I found this very beneficial…. I now understand more about what our clients are going through, why they do the things they do and why and how we can help them more to feel reassured. A brilliant course to take…well worth going the extra mile.’

‘Got a lot of awareness and benefit around recognising unmet needs which has made quite a difference for my relationships with clients. I also felt it beneficial to have the space to discuss situations and scenarios that develop. A very good course’

I thoroughly enjoyed taking part in the Dementia training. The knowledge I have gained has helped me to understand so much more about the different types of Dementia. It has also made a difference when i support my clients, by understanding their day-to-day life and how we overcome certain situations together. This has been a huge benefit for both my clients and me as a caregiver.’

I think the course was really beneficial in so many ways especially as we learnt about all the different types of dementia and behaviour differences, I found I could relate these to my clients and it helped me knowing how I could deal with different situations and other approaches. It was really helpful to discuss everything together and the real life stories on the video’s were especially helpful

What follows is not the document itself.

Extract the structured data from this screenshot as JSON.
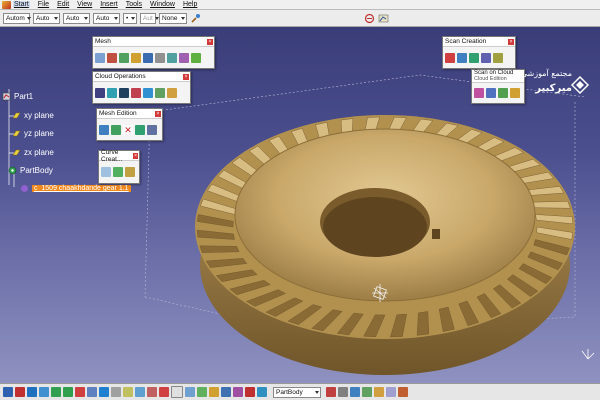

Final thoughts

When I walk around

When I walk around, don’t tell me to come and sit down.

Walk around with me. It may be because I am hungry, thirsty, need the toilet. Or maybe I just need to stretch my legs.

When I call for my mother (even though I’m ninety!) don’t tell me she has died. Reassure me, cuddle me, ask me about her. It may be that I am looking for the security that my mother once gave me.

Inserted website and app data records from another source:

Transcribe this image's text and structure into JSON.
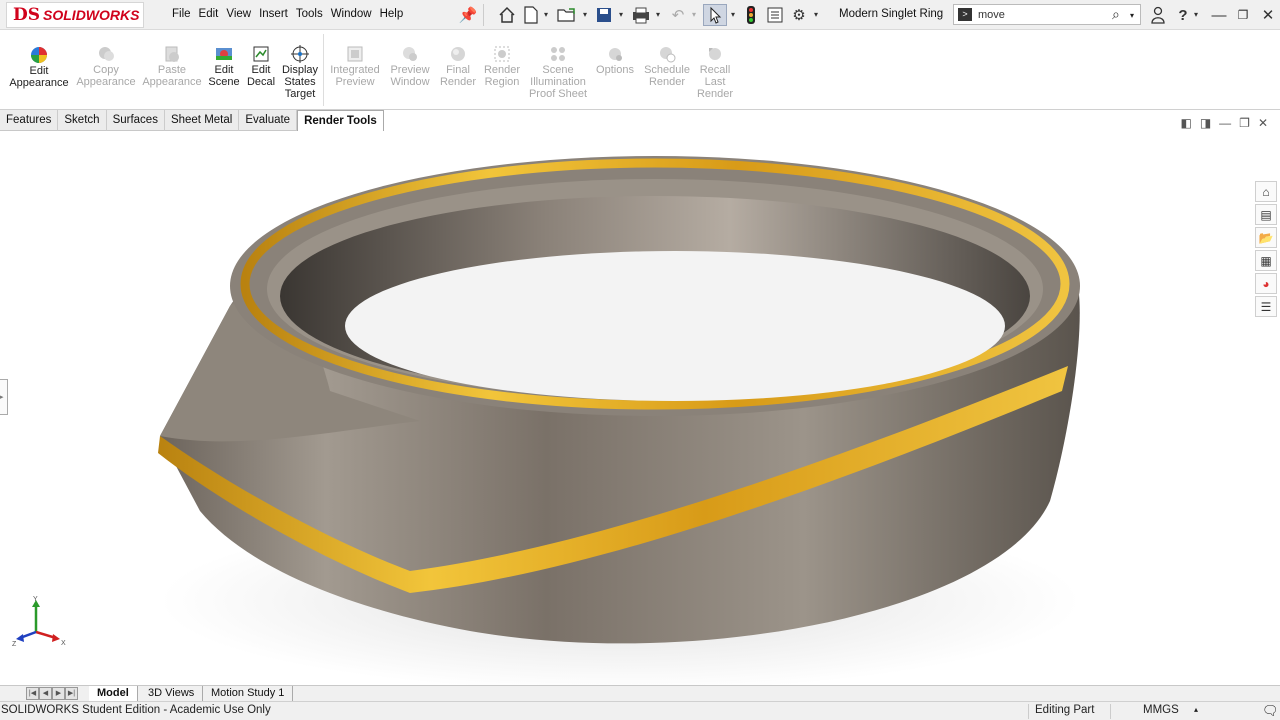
{
  "app": {
    "logo_ds": "DS",
    "logo_text": "SOLIDWORKS"
  },
  "menu": [
    "File",
    "Edit",
    "View",
    "Insert",
    "Tools",
    "Window",
    "Help"
  ],
  "document_title": "Modern Singlet Ring",
  "search": {
    "value": "move"
  },
  "ribbon": {
    "buttons": [
      {
        "label": "Edit Appearance",
        "enabled": true
      },
      {
        "label": "Copy Appearance",
        "enabled": false
      },
      {
        "label": "Paste Appearance",
        "enabled": false
      },
      {
        "label": "Edit Scene",
        "enabled": true
      },
      {
        "label": "Edit Decal",
        "enabled": true
      },
      {
        "label": "Display States Target",
        "enabled": true
      },
      {
        "label": "Integrated Preview",
        "enabled": false
      },
      {
        "label": "Preview Window",
        "enabled": false
      },
      {
        "label": "Final Render",
        "enabled": false
      },
      {
        "label": "Render Region",
        "enabled": false
      },
      {
        "label": "Scene Illumination Proof Sheet",
        "enabled": false
      },
      {
        "label": "Options",
        "enabled": false
      },
      {
        "label": "Schedule Render",
        "enabled": false
      },
      {
        "label": "Recall Last Render",
        "enabled": false
      }
    ]
  },
  "command_tabs": [
    "Features",
    "Sketch",
    "Surfaces",
    "Sheet Metal",
    "Evaluate",
    "Render Tools"
  ],
  "active_command_tab": "Render Tools",
  "triad": {
    "x": "X",
    "y": "Y",
    "z": "Z"
  },
  "bottom_tabs": [
    "Model",
    "3D Views",
    "Motion Study 1"
  ],
  "active_bottom_tab": "Model",
  "status": {
    "text": "SOLIDWORKS Student Edition - Academic Use Only",
    "mode": "Editing Part",
    "units": "MMGS"
  },
  "colors": {
    "brand": "#d0021b",
    "gold": "#e0a814",
    "metal": "#8c8378"
  }
}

When I shout out please don’t ask me to be quiet…… or walk by. I am trying to tell you something, but have difficulty in telling you what. Be patient. Try to find out. I may be in pain.

When I become agitated or appear angry, please don’t reach for the drugs first. I am trying to tell you something. It may be too hot, too bright, too noisy. Or maybe it’s because I miss my loved ones. Try to find out first.

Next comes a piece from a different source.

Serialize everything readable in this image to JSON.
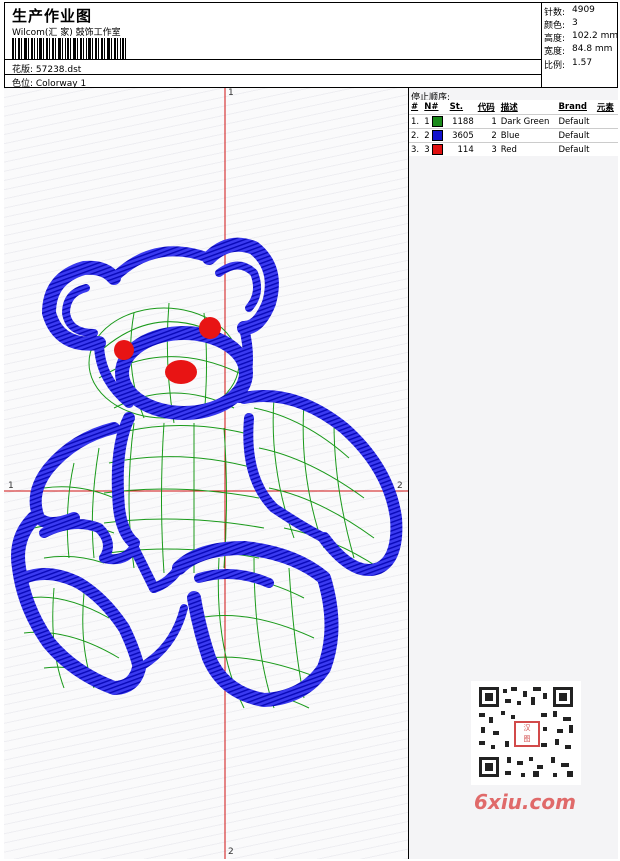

When I don’t eat my dinner or drink my tea, it may be because I have forgotten how to. Show me what to do, remind me. It may be that I just need to hold my knife and fork, I may know what to do then.

When I push you away while you’re trying to help me wash or get dressed, maybe it’s because I have forgotten what you have said. Keep telling me what you are doing over and over. Maybe others will think you’re the one that needs the help!

With all my thoughts and maybes, perhaps it will be you who reaches my thoughts, understands my fears, and will make me feel safe. Maybe it will be you who I need to thank.

If only I knew how.

(author unknown)

This poem really reiterates the essence of understanding behavioural expression, identifying the unmet needs and endeavouring to try and meet the unmet need in some way.